Tapping the benefits of moringa farming

[Jennipher Wachie, Standard]

In the heart of the sun-baked Makueni County, where the earth breathes warmth all year round, stands a grove of emerald sentinels – the moringa trees. 

Here, Gilbert Mutuku labours in the heat of the day, optimistic about finding a market for the highly sought-after moringa tree products. In Kenya, the potential of moringa is yet to be fully tapped. Moringa is native to India and is mainly used as food and medicine. Often described as a wonder tree, the fast-growing, drought-resistant plant can grow to a height of 12 meters at the maturity stage and has a lifespan of over 20 years.  According to botanical experts, moringa leaves are rich in nutrients and can be used fresh or dried for teas, salads, or cooking. Seeds can be pressed for oil. Pods are edible and can be cooked like green beans.  Cultivating moringa trees can be a rewarding endeavour as they are known for their nutritional value and various uses. Here is a general guide on how to farm moringa trees.  Moringa trees prefer warm temperatures and are sensitive to frost. They thrive in tropical and subtropical climates. Ideally, the temperature should be between 25°C to 35°C. However, moringa can tolerate a broad range of temperatures.  Moringa trees are sun-loving plants and require plenty of sunlight for optimal growth. They should receive at least six hours of direct sunlight daily.  

Moringa trees are adaptable to various soil types, but they thrive in well-drained soils. The ideal pH range is 6.3-7.0, but moringa can tolerate a wider pH range. 

“I would advise beginners to work with the Kenya Forest Services to provide extension services and the Kenya Forest Research Institute (KEFRI) for seeds and seedlings,” says Mutuku.  Moringa seeds sell at an average of Sh1,500 per kilo from KEFRI. The seeds should be soaked in water for a period of 24 hours to soften the husks and once sowed they germinate in five to 10 days.  Seedlings can be transplanted once grown to a height of one foot. In several private nurseries, seedlings cost between Sh50 and Sh100, depending on the age of the tree.  “You can establish your nursery and sell seedlings as well to make extra cash,” says Mutuku.

Plant seeds or seedlings at least three feet apart to allow for proper growth. Provide regular watering to establish young trees. Once established, moringa is drought-tolerant. Ensure proper drainage to prevent waterlogging, which can lead to root rot.  Incorporate well-rotted organic matter into the soil before planting.  “Moringa trees are not heavy feeders, but you can use a balanced fertiliser during the growing season,” notes Mutuku.  Regular pruning can encourage bushier growth and more leaf production. Pinch off the terminal bud to encourage lateral branching. 

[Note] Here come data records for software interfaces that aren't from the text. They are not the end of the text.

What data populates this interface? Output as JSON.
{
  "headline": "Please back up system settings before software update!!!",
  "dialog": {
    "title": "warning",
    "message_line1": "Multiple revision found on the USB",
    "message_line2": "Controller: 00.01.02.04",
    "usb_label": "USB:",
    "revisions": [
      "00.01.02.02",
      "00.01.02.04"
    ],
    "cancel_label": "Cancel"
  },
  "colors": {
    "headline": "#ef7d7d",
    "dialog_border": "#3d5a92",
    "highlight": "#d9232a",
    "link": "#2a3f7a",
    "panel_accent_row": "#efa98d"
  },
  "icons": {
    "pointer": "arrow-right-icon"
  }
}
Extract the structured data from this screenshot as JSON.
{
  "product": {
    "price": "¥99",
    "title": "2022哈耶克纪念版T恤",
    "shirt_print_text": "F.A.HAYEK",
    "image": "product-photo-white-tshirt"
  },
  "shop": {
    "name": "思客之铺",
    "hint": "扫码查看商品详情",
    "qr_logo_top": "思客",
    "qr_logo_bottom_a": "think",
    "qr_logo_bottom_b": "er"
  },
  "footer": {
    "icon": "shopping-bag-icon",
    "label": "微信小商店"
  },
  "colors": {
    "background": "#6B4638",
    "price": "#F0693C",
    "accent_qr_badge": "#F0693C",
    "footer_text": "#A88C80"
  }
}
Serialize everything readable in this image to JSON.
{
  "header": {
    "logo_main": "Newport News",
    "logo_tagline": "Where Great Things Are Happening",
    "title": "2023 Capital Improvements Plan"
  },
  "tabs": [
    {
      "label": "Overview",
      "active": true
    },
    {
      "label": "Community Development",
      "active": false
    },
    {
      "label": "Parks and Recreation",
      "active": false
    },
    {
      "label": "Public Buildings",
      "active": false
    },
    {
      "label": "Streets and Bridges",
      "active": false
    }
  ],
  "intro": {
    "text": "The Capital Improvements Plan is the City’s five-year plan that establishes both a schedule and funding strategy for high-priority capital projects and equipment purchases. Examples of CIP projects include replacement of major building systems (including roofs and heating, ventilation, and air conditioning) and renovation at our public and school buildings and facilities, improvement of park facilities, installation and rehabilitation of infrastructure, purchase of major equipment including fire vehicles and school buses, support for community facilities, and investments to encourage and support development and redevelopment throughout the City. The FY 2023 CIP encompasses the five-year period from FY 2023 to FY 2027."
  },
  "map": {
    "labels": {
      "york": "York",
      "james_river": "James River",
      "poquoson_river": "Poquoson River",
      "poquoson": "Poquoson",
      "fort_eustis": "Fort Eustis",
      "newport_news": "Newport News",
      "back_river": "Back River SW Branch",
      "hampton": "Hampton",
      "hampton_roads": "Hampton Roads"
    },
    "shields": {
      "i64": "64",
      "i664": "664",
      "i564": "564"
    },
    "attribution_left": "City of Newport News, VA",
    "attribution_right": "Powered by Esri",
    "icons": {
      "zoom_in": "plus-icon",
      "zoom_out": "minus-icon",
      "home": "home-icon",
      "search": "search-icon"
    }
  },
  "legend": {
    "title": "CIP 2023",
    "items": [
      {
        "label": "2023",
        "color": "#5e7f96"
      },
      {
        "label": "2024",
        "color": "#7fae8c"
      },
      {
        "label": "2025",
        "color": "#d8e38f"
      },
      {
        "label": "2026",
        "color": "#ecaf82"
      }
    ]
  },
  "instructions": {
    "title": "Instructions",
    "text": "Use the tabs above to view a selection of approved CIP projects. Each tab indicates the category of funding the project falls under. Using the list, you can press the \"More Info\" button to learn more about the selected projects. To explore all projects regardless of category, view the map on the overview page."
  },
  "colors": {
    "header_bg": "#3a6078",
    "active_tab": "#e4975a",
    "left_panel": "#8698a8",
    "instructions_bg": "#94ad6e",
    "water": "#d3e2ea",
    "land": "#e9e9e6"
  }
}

Moringa trees are relatively resistant to pests and diseases, but they are not immune. Regular monitoring and the use of natural pest control methods, such as neem oil, can help manage potential issues. Keep an eye out for pests like aphids and caterpillars. Moringa trees are relatively resistant to diseases, but good hygiene practices are essential. Moringa leaves are typically ready for harvest within three to six months after planting. Demand for moringa products, especially moringa powder has increased due to its famed nutritional and medicinal value. A 50-gramme tin of the powder retails at Sh150. 

Want to get latest farming tips and videos?
Join Us